Genetic Selection

September 7, 2007

Note: This post may be offensive to certain readers. In particular red headed readers, and their friends and families, this post is not for you.

The Gingers. You may have seen them in your classes, walking down the street, or worked with them. Innocuous enough in their demeanor, it is the dangerously bright orange hair and extreme amount of freckles on the whitest of skin that would have tipped you off. They are different. Some propose that hair color is tied to personality and behavior only in the sense that you may have been treated differently growing up and that affects who you are as a person. Some believe there is a more sinister aspect to the Gingers. They are a group of zombie like creatures out to destroy society (admittedly this view has only been expressed on South Park).

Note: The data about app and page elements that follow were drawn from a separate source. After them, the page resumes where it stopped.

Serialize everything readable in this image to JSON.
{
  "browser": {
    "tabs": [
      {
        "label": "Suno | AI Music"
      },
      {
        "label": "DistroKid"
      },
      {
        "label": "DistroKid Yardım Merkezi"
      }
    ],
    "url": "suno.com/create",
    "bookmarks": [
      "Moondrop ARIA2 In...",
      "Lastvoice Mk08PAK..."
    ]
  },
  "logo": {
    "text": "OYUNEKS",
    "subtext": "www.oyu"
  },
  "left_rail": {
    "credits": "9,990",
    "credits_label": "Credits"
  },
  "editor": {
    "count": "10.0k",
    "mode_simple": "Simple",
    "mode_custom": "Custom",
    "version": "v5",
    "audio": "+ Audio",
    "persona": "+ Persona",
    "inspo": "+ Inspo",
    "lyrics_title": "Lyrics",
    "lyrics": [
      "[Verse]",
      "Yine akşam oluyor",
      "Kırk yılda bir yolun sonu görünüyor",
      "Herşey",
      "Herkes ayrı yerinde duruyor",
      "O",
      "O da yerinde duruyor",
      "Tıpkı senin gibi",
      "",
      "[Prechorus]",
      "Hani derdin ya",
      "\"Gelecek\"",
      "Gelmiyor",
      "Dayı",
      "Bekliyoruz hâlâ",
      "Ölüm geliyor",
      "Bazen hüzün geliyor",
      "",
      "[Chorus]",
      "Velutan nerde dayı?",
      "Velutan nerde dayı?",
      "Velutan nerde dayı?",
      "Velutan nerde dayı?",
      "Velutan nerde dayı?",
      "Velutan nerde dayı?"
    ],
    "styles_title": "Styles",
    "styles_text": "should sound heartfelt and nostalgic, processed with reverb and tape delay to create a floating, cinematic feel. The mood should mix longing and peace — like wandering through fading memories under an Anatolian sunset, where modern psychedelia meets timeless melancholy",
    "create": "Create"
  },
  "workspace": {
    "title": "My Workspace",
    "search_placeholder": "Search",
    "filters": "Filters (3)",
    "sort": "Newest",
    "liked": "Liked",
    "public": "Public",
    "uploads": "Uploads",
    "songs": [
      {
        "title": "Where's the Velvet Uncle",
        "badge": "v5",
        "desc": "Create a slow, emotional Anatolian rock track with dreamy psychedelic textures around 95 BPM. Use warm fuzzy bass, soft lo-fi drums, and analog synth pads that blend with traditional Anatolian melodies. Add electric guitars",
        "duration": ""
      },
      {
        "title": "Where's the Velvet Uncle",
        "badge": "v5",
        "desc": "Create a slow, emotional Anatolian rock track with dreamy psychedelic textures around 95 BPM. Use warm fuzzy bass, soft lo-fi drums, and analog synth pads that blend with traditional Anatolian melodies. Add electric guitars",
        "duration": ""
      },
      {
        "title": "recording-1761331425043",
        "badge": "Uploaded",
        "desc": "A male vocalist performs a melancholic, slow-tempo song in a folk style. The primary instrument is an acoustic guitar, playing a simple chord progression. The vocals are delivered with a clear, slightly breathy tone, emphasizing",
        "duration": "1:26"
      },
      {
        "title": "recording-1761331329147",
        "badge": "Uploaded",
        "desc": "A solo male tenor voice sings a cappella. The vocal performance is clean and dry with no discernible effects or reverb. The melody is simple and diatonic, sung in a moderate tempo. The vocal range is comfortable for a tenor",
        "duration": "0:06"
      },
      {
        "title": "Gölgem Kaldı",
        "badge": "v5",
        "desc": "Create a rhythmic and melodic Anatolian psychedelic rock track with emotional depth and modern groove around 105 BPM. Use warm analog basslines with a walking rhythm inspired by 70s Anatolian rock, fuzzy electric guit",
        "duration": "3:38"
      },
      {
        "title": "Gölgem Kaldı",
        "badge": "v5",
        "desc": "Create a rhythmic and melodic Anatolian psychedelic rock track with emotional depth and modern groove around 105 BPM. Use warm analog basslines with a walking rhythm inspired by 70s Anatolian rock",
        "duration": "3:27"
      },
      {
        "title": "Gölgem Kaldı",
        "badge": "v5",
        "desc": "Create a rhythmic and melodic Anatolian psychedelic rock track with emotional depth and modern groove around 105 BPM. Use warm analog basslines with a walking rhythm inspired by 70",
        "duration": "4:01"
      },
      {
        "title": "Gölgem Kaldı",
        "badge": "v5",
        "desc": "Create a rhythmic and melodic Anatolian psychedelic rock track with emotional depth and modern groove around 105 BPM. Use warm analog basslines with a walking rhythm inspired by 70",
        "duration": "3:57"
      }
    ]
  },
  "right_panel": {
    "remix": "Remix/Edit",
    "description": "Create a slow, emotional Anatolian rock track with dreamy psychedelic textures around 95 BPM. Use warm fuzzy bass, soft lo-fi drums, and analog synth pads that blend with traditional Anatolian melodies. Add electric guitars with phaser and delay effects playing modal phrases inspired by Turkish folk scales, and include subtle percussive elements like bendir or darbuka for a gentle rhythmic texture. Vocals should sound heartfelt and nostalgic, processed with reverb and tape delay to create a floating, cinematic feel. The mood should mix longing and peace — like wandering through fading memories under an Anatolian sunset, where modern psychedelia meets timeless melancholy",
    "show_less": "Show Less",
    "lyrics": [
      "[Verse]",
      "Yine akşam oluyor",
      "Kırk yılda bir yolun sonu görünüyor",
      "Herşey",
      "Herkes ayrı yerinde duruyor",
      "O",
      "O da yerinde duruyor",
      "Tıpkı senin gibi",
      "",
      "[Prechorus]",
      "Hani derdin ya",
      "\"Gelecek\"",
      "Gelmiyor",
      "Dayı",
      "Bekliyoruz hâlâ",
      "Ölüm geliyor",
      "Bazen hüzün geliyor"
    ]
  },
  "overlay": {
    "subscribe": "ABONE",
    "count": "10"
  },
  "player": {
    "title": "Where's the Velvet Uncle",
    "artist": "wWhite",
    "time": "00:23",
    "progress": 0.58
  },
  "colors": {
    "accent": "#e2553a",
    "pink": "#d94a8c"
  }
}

But as a new article in National Geographic reports, they are an endangered species. Less than 2% of the world has red hair and it is decreasing. Because the recessive trait is more likely to be inherited in situations where both parents carry the allele, it has become rarer for two gingers to end up together and make more ginger babies. The article reports, if for some unforeseeable reason, you wanted to have a ginger baby the best shot is to breed with a Scottish or Irish person. There is some disagreement between scientists about when or if the trait could be eliminated. Predictions based on the current rate of change indicate that it could happen within 100 years. But other scientists believe that the wide geographic distribution would make the complete elimination almost impossible. Let’s hope they are wrong. Ginger children scare me tremendously.


On a Lighter Note:

September 6, 2007

Following my negative post this morning on the ridiculous Fred Thompson, I figured we needed a lighter afternoon post.

The topic is ketchup. Ketchup (other acceptable names: catsup, red sauce, or tomato sauce) is a tomato based condiment as I image most of you already know. My Pittsburgh reader will immediately think of Heinz, but I assure you the contents of this post apply to all ketchups (yes, there are other brands; they’re just not as good). I learned something about ketchup today in pharmacy school. No we didn’t discuss the antioxidant properties of the sauce or any other potential source of benefit. My “Infectious Disease Management” professor enlightened us to the additional protein source in ketchup, all the bugs. My gut reaction was “not my ketchup, I buy Heinz not the cheap crap”. Apparently because of the large quantity of tomatoes needed, there are microorganisms and insects that find their way into the crates. The US government understands the plight of ketchup producers, and as such allows bugs in ketchup, provided the number is within an “acceptable range”. I came home and directly checked out the USDA site and other ketchup processing links. I am now going to share my discovery with you.

According to current, USDA Grade Standards, Grade 1 Ketchup must contain no more than 30 fruit fly eggs per 100 grams. The classic glass bottle featured in the Heinz sign could hold up to 115 fruit fly eggs. EAT UP!

For all you cat lovers, my sister sent me this video yesterday; it looks/acts just like her cat Merlin.